Defendant next argues that the complaint fails to state a claim under the Clean Water Act since the alleged noncompliance concerns wholly past incidents and therefore is not cognizable. Defendant cites Gwaltney v. Chesapeake Bay Foundation, 484 U.S. 49, 108 S. Ct. 376, 98 L. Ed. 2d 306 (1987), wherein the Supreme Court held that § 505 of the Clean Water Act does not confer jurisdiction upon the federal courts over suits for alleged violations of the Act which are "wholly past." The court did, however, recognize that good faith allegations of continuous or intermittent violations may be sufficient to invoke the jurisdiction of the court if they are well grounded in fact.

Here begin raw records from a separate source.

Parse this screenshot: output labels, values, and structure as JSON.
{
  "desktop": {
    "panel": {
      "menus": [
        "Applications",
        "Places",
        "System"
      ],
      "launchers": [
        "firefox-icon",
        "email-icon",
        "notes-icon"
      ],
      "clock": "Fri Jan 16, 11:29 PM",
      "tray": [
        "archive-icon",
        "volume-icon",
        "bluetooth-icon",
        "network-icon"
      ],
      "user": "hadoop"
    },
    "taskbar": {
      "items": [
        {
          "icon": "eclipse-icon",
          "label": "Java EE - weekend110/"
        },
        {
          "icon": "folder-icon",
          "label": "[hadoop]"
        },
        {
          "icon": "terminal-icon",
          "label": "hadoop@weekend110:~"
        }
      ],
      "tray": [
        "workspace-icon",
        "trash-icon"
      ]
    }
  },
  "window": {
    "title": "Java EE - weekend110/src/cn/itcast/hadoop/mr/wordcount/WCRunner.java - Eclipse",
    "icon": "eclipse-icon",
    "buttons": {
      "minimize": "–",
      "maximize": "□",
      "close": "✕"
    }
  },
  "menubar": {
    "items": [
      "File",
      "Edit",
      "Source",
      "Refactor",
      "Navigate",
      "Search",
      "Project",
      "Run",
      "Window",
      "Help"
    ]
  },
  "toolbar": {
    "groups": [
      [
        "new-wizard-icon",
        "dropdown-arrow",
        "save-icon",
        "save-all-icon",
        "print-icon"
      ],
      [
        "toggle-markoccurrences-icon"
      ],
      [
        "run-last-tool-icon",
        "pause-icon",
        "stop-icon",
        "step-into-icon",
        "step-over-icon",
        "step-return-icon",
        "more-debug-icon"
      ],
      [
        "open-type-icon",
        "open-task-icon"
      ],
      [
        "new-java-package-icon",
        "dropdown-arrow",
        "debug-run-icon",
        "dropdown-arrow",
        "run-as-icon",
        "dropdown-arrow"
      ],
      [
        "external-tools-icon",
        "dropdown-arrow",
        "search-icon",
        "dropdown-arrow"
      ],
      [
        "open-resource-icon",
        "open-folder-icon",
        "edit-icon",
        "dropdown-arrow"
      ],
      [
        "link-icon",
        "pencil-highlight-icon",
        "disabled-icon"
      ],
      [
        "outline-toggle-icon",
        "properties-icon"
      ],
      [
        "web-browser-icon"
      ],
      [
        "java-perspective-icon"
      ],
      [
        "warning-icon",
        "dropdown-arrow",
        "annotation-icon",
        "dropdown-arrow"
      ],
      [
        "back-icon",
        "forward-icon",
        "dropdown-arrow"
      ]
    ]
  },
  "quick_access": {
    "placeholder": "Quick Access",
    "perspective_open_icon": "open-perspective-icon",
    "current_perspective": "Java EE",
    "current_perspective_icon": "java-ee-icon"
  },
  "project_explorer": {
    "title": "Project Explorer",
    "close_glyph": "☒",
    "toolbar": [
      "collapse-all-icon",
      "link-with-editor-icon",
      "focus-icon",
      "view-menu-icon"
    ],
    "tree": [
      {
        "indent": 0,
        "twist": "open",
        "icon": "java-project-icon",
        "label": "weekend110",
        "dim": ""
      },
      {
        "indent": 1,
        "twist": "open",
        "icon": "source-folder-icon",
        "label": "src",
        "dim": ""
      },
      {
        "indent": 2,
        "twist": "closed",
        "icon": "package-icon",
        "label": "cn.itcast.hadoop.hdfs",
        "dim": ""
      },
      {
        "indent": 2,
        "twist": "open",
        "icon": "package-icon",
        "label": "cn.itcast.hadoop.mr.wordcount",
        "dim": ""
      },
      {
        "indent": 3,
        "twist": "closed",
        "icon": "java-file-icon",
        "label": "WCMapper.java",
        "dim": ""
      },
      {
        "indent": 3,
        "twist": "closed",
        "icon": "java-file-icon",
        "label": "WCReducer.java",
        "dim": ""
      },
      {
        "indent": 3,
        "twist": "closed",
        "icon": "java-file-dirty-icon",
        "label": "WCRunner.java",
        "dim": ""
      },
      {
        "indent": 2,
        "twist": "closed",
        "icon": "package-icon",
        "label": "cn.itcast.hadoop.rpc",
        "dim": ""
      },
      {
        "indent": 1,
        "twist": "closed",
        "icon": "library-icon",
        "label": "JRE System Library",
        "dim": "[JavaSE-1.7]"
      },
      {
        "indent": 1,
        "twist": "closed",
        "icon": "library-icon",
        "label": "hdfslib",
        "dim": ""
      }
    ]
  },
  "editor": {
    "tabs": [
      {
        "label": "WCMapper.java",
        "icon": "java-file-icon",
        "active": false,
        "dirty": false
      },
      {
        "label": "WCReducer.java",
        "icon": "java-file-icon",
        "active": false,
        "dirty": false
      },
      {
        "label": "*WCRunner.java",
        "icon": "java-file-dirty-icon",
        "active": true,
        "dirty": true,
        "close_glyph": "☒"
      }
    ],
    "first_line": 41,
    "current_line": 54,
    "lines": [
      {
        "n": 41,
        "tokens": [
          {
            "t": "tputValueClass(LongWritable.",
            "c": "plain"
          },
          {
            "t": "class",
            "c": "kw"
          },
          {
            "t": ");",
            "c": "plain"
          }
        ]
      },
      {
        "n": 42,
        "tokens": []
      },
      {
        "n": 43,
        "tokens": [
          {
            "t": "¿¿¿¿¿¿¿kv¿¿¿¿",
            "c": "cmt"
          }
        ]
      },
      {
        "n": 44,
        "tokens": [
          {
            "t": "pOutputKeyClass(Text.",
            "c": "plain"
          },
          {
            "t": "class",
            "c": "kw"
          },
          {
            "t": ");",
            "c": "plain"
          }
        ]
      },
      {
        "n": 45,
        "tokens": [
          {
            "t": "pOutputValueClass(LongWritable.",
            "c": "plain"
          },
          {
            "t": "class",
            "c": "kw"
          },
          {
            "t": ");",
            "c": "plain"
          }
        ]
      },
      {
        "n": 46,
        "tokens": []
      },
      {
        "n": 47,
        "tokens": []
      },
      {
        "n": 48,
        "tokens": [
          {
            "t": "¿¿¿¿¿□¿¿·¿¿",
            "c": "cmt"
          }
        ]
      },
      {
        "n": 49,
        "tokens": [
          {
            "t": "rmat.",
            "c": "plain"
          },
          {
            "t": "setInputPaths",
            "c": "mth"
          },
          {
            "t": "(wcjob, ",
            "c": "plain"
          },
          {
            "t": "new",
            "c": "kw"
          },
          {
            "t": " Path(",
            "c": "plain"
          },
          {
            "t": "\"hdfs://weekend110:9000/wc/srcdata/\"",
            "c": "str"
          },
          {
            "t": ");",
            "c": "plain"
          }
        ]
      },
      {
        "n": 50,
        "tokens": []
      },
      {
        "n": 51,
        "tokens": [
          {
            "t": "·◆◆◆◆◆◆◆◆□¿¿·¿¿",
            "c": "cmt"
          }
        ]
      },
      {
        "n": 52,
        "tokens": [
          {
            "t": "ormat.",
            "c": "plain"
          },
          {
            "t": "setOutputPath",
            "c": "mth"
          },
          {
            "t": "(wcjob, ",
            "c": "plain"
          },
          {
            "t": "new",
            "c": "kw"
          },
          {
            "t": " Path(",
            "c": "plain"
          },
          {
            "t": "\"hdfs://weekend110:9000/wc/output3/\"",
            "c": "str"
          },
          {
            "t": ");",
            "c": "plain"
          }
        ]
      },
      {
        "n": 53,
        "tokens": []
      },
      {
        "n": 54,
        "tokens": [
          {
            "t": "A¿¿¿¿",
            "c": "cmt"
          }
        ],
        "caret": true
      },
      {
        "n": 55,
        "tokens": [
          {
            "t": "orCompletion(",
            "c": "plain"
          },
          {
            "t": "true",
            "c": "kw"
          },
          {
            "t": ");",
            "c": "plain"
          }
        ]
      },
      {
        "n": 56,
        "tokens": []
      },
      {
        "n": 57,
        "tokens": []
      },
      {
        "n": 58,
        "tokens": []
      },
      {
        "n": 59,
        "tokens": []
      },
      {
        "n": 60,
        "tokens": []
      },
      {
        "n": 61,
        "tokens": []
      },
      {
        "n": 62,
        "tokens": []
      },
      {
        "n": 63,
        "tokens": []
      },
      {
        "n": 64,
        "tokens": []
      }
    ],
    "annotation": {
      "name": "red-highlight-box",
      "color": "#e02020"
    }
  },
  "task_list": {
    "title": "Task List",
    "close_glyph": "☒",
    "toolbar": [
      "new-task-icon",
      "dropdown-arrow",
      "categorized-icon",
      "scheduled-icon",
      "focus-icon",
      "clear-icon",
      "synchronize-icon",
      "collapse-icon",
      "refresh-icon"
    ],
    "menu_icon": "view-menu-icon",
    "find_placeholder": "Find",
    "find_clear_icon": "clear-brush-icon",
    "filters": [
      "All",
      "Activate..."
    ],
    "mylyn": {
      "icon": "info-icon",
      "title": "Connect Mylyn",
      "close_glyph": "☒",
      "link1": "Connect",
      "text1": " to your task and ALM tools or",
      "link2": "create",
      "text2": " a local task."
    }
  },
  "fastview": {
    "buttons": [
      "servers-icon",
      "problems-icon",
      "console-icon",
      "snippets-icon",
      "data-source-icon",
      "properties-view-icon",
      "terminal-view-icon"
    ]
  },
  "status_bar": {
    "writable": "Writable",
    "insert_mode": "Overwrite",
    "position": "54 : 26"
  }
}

After reviewing the complaint and documents submitted by the parties, we find that the plaintiff has made good faith allegations regarding the alleged violations. As the court pointed out in Gwaltney, supra, the plaintiff is not required to prove their allegations of noncompliance, but only to allege such violations. Because we find that plaintiff's complaint and supporting documents
contained good faith allegations of continuous or intermittent violations, the company's motion for summary judgment will be denied at this time.
The defendant also argues that the commencement of an administrative proceeding by DER requires the court to abstain under 33 U.S.C. § 1319(g)(6), which precludes a citizen suit for any violation with respect to which "a state has commenced and is diligently prosecuting an action" under a comparable state law. In particular, defendant argues that DER is diligently pursuing an administrative proceeding under the Pennsylvania Clean Streams Act, 35 Pa. C.S.A. § 691.1-691.1001. The basis of defendant's argument is the commencement of an administration proceeding through a letter from DER to defendant on or about March 24, 1989, and the holding of an administrative conference on April 11, 1989. Plaintiff responds that an unsigned letter from DER setting an Administrative Conference out of which no order issued assessing a civil penalty, and in which no hearing was held subject to the terms of § 1319(g)(3), and for which no public notice was provided to interested persons, fails to evidence that the Commonwealth of Pennsylvania, through DER, "has commenced and is diligently prosecuting an action" under a comparable state law. We agree with plaintiff's argument and, thus, we will deny defendant's request that we abstain in the instant action.
As an alternative, the defendant requests that the action be stayed pending an evaluation of the defendant's recently installed break point chlorination and dechlorination system. We do not believe that a stay should be granted in the instant action. The court in Gwaltney, supra, addressed the procedure to be followed in the event of a change in circumstances. However, in view of the filings to date, we believe that it would be premature to make any decisions which could substantially affect the outcome at this time. Rather, we believe that discovery should be allowed to proceed to a logical conclusion at which time properly substantiated dispositive motions may be submitted to the court. Accordingly, the defendant's motion to dismiss the complaint, or, in the alternative, for summary judgment will be denied. Likewise, we find that the plaintiff's motion for partial summary judgment on ...